Hoekstra Wants More CIA Interrogation Documents Made Public
House Intelligence ranking member Pete Hoekstra (R-Mich.) is pressing intelligence officials to declassify more documents that show what Speaker Nancy Pelosi (D-Calif.) knew about the types of severe interrogations tactics used on suspected terrorists.
Hoekstra, who has access to classified information, said he spent Thursday at the CIA reviewing materials that give details on the types of interrogation tactics that Pelosi and other lawmakers have been briefed on over the years.
“I went through all the memorandum.
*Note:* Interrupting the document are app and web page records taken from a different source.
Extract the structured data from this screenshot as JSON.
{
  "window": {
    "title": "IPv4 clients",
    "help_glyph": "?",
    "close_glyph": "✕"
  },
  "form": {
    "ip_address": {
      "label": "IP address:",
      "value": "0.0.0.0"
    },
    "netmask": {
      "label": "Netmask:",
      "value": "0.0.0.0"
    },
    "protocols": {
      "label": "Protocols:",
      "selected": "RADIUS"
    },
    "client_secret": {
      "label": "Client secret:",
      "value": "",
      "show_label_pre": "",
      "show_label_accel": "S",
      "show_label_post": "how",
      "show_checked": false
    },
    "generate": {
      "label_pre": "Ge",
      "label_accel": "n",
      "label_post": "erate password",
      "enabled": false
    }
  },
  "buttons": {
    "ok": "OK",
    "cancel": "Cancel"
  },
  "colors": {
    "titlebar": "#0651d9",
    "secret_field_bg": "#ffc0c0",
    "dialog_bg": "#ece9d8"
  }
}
I can’t talk specifically about them, but as I read them, I saw no reason why they couldn’t be declassified,— Hoekstra said in an interview Friday.
In fact, Hoekstra said he is so “anxious— for the documents to be declassified that on Friday he wrote a letter to National Intelligence Director Dennis Blair asking for those memorandums to be made public. These materials include copies of slideshows that Members were shown during the briefings, he said.
Hoekstra’s push to make more documents public comes two days after the release of a declassified report showing that Pelosi was briefed in September 2002 on “enhanced interrogation techniques,— which include waterboarding, on terrorist suspect Abu Zubaydah.
Pelosi has maintained that the content of her briefing did not include details on the use of waterboarding, only that waterboarding — which simulates drowning — was a legal option. Pelosi also questioned the precision of the report, which was prepared by the Office of the Director of National Intelligence.
Hoekstra said the reason to make the memorandum public is to show that harsh interrogation tactics were “an American policy. This policy was reviewed and approved at the highest levels of government.—
It is “totally unfair— that front-line CIA personnel and attorneys are taking heat for interrogation tactics when “the leadership of the Intelligence Committee was part in parcel of this for five years,— the Michigan Republican said.
Hoekstra said he expects that the CIA or DNI will declassify the documents, but the question is whether it will happen “in two weeks, whether in two months or two years.—
He added that he didn’t know why Pelosi wouldn’t want the materials declassified if she has nothing to hide.
“I would think Nancy Pelosi would want them made public,— Hoekstra said. “She obviously believes the CIA has lied to her. These memorandum should clear it up.—
Two key Democrats have endorsed the idea of holding public hearings on the torture of detainees: Judiciary Chairman John Conyers (D-Mich.) and Rep. Jan Schakowsky (D-Ill.), who chairs the Intelligence Subcommittee on Oversight and Investigations.
Hoekstra said Members who have been briefed on interrogation tactics should be the first people called to testify in these hearings. But for now, he said, those hearings seem to have been shelved.
“It appears they’ve lost some of the energy for these hearings,— Hoekstra said, referencing a hearing that Schakowsky was planning to hold a week and a half ago that never happened.
“I think Schakowsky has been told not to have them,— he said. “Maybe they recognized it might just keep bringing up Nancy Pelosi because she was the first one to be briefed.—
Schakowsky spokesman Trevor Kincaid said the hearings are still in the works.
“Several weeks ago, she instructed Intelligence Committee staff to begin investigating this matter,— he said. “This investigation is ongoing and will be conducted in a thoughtful and thorough manner.—